• [Task data]:

※ ※ ※

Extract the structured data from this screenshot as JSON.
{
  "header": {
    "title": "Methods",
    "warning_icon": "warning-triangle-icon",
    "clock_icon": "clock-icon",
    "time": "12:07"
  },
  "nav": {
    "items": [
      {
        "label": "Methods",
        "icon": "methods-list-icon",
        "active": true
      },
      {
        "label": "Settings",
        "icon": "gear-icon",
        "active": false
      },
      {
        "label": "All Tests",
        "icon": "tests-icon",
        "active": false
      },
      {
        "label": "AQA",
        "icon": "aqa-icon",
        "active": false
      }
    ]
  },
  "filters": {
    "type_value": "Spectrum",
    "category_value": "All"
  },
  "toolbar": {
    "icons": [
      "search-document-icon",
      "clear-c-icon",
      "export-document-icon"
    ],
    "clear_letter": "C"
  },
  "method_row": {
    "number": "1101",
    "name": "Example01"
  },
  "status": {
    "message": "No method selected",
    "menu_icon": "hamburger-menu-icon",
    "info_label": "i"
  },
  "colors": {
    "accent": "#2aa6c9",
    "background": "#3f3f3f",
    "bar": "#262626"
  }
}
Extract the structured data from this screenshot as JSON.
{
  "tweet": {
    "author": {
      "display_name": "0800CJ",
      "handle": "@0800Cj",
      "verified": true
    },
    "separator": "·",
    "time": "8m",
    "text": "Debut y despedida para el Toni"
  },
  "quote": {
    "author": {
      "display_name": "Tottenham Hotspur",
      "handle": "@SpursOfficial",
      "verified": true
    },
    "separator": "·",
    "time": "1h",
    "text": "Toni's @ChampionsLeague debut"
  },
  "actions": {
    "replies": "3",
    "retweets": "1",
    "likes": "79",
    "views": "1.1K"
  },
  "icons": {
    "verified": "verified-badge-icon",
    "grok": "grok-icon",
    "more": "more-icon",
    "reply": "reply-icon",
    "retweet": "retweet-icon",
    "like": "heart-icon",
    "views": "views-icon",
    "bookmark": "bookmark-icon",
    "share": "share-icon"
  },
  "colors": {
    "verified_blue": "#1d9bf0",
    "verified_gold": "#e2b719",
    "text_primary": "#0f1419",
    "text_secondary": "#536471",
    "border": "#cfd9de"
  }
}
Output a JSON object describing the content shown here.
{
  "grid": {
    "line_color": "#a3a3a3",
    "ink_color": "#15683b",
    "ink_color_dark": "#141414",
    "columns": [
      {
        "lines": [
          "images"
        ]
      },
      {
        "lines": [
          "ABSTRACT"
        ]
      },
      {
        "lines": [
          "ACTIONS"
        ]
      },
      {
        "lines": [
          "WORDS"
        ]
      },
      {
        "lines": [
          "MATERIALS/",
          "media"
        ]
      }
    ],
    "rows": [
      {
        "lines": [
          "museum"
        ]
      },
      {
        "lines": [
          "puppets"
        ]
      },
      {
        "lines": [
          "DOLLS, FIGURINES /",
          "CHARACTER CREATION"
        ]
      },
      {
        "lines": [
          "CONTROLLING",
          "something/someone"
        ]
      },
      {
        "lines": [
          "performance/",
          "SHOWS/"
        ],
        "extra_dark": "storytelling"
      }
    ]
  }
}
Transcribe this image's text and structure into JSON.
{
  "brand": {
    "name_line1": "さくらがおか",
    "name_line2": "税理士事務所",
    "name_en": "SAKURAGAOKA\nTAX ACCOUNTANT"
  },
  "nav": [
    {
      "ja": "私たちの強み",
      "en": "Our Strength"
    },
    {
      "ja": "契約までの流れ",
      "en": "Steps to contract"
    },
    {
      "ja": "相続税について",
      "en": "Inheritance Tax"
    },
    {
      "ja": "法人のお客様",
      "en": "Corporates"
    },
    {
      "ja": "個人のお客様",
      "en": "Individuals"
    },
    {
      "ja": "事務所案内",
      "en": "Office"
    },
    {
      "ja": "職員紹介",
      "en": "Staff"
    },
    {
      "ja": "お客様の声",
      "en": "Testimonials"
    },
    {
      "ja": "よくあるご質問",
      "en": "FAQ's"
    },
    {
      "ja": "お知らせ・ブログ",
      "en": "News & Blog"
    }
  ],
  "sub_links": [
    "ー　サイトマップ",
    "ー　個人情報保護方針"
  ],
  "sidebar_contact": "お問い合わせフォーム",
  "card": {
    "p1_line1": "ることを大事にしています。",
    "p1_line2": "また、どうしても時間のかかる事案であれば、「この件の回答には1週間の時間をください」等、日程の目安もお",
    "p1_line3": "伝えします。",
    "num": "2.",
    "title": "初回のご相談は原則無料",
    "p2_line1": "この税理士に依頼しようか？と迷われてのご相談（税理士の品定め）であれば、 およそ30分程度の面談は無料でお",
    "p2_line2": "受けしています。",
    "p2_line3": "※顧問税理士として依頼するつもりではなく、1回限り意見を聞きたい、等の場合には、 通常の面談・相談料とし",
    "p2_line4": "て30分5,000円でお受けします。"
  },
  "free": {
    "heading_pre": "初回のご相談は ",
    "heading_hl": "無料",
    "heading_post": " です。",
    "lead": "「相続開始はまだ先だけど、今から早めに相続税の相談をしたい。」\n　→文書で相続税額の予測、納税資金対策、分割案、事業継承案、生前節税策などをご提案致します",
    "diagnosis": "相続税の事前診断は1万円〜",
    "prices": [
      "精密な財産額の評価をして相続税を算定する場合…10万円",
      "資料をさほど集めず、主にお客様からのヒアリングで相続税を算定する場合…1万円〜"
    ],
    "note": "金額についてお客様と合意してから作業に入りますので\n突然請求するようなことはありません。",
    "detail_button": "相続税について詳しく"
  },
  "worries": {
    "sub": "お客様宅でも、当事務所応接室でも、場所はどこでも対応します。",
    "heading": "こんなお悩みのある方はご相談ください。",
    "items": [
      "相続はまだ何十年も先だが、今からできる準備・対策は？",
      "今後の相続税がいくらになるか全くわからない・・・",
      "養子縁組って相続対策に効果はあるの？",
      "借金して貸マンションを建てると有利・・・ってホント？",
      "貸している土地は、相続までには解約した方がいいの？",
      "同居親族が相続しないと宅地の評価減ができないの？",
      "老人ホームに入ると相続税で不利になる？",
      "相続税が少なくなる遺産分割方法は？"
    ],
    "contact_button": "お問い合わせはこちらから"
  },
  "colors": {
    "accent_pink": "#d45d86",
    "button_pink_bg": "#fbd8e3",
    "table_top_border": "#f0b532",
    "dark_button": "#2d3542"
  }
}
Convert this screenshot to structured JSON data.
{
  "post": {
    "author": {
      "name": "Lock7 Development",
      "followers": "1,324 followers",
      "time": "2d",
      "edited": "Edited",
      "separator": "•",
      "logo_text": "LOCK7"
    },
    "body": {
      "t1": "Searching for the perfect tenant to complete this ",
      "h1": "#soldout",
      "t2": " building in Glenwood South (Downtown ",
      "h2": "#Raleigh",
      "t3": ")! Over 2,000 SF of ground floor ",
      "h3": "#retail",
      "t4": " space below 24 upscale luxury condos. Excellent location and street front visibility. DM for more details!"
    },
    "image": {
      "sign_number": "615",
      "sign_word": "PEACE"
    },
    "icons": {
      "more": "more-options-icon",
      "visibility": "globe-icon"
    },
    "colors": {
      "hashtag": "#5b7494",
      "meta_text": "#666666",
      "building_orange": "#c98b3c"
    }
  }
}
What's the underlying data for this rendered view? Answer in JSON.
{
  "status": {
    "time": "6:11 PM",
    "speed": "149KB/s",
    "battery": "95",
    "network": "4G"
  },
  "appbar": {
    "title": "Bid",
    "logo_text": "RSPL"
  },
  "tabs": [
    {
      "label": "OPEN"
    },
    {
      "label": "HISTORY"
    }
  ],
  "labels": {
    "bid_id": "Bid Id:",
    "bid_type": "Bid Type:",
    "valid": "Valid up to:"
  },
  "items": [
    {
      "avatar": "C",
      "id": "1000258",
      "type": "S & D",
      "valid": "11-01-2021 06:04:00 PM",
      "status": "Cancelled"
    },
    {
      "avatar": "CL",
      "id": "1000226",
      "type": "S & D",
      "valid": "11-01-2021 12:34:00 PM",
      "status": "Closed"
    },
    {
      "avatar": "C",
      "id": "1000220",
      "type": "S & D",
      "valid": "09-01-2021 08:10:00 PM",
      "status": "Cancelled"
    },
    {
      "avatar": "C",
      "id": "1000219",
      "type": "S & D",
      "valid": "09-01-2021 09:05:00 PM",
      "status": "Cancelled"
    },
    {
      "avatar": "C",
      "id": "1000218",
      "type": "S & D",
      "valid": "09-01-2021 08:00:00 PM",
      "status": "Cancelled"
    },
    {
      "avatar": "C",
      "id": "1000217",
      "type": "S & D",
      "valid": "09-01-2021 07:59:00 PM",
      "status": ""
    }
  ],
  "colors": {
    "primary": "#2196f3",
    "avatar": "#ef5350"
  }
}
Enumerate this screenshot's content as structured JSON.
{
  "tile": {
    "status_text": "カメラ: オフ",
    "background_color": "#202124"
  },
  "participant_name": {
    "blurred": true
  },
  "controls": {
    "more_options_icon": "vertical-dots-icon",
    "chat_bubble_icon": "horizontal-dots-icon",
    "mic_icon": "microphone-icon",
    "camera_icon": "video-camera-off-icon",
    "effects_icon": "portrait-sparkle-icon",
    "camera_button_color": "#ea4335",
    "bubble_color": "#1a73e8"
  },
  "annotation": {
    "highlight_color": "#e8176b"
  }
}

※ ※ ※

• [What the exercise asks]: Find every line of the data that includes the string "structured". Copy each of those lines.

• [Written response]:
Extract the structured data from this screenshot as JSON.
Extract the structured data from this screenshot as JSON.
Convert this screenshot to structured JSON data.
Enumerate this screenshot's content as structured JSON.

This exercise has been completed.